Say you’re 35, and you plan to hit the Social Security maximum earning level every year of your entire career starting at age 22 until you retire at the age of 67. Assuming the current Social Security maximum earning level rises  with inflation but sees no further increase, you’d take home $2,847 in retirement every month at age 67. It takes until the age of 86.5 before you earn back every dollar you paid in Social Security.

If you’re interested in your exact benefit, explore the Social Security Retirement Estimator and the request your personal Social Security Statement. Also, if you are a government worker with a pension, your pension will adjust your Social Security according to the Windfall Elimination Provision.
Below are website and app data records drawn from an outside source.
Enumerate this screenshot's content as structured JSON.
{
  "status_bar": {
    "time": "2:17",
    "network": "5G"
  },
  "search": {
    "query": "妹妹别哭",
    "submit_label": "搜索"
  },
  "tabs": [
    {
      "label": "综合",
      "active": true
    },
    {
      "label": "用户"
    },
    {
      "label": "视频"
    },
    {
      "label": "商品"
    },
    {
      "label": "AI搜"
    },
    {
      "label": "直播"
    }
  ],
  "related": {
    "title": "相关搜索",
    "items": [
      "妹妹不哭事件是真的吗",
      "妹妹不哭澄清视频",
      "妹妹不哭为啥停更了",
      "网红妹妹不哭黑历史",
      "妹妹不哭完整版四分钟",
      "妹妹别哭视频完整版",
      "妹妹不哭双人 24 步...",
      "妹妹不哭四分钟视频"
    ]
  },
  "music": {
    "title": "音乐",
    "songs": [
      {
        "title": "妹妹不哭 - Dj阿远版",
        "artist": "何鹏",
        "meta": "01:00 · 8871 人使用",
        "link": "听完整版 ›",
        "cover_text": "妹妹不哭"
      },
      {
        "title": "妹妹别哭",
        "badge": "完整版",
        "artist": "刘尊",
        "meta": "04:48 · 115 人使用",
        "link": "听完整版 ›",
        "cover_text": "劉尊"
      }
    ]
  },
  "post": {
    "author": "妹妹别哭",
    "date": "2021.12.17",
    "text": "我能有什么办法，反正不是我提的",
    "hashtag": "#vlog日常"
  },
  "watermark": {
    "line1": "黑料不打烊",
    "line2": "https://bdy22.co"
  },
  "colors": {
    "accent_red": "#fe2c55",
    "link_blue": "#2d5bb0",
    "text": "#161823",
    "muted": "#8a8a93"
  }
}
Making the Most of Social Security and Your Retirement

If you’d been able to invest that money at a rate of 6% annually, instead of paying into Social Security, you’d have about 3x the monthly benefit ($10,770) to live off of every month. After all, you don’t get to keep 100% of what you pay in.

If you can minimize your FICA tax, and then actually invest the difference, you’ll end up with more money in your retirement.

If you are a business owner with an S-Corporation or an LLC filing as an S-Corporation, it’s possible to reduce the amount of FICA tax you have to pay. By paying yourself a reasonable salary from the corporation, you’ll pay FICA tax on your salary, but not the rest of the earnings of the business. The net profit of the business is subject to ordinary income tax.

Since paying Social Security isn’t optional, you might as well make the most of your benefit. You and your spouse can work together to space out your benefits so you’ll receive the most money during your lifetimes.

As a business owner, paying FICA tax is unavoidable. By understanding how your Social Security benefit works, you can pay less in FICA tax, while maximizing your Social Security benefit and your retirement nest egg.